My biggest issue with Quarantine is one that has nothing to do with the filmmakers, but it affects the entertainment value of the movie in a big way. The primary TV spot/teaser that was used to promote the movie over the last few weeks is nothing more than the very last shot of the film. What makes this a huge issue is that it becomes apparent as soon as the movie’s premise is defined and Angela is established as the film’s “survivor girl.” It’s the epitome of anticlimactic to know exactly how the movie ends less than a half hour in.
Light is used brilliantly during scenes in which the protagonists interact with the military and the CDC through large glass windows. The extraordinarily bright white light outside the building is not only blinding, but also threatening and otherworldly. It creates a palpable uneasiness.
The pale flesh of the infected residents glows just enough to be seen as they dart through the dark frame behind our unsuspecting survivors. It’s truly chilling.
All in all Quarantine is a disappointment.
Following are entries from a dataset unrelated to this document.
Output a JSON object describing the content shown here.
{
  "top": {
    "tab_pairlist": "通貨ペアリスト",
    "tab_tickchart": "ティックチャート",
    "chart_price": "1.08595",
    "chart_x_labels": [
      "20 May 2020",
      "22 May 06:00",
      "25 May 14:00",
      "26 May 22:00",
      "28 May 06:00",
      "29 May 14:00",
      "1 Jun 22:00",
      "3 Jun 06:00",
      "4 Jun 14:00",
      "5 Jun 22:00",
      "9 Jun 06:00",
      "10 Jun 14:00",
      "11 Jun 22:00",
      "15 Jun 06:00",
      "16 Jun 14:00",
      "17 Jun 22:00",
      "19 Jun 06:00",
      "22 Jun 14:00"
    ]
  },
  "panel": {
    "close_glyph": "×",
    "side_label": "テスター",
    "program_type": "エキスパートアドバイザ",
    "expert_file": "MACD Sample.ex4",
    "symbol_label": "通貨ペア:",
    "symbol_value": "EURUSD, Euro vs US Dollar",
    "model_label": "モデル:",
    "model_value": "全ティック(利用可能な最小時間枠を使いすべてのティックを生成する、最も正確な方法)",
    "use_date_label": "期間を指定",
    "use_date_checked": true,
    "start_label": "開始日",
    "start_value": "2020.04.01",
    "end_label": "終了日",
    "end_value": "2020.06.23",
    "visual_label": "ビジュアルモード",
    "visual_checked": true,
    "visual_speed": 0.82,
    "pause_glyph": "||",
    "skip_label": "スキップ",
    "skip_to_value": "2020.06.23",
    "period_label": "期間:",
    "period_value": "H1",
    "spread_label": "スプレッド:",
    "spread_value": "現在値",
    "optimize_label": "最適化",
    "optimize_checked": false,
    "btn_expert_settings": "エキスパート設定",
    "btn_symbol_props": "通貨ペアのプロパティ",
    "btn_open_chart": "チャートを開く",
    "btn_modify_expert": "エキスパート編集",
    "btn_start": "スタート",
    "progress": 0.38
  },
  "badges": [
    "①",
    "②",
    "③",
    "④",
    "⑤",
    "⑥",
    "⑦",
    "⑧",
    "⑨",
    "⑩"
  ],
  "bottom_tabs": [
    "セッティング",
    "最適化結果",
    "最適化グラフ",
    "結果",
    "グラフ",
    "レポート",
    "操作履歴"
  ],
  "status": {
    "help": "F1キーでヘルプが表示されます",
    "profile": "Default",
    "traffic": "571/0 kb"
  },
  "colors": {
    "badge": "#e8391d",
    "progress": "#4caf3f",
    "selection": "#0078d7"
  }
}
Its premise alone should have made it relatively easy to create a successful new edition to the horror genre this Halloween, a treat if you will. To be sure, there are a handful of sequences that will make you very familiar with the edge of your seat. However, they are very few and far between while the rest of the movie is comprised of tricks that we’ve seen many times before and executed much better than this.... A faithful adaptation of the 2007 Spanish film REC, QUARANTINE chronicles the outbreak of a rabies-like disease in a Los Angeles apartment building and the struggle of the unaffected residents to...
- Acting: A- (Realistic portrayals, from the casual opening moments to the harried finish.)
- Direction: C+ (The style could've been handled more cleanly, without as much disorientation.)
- Script: C+ (Even for a genre film, it lacks depth or any intriguing twists.)
- Effects: B (Good special effects and makeup, although you don't get to see much of it, with the camera moving constantly.)
- Overall: B- (A strong, scary -- yet far from perfect -- first-person experience.)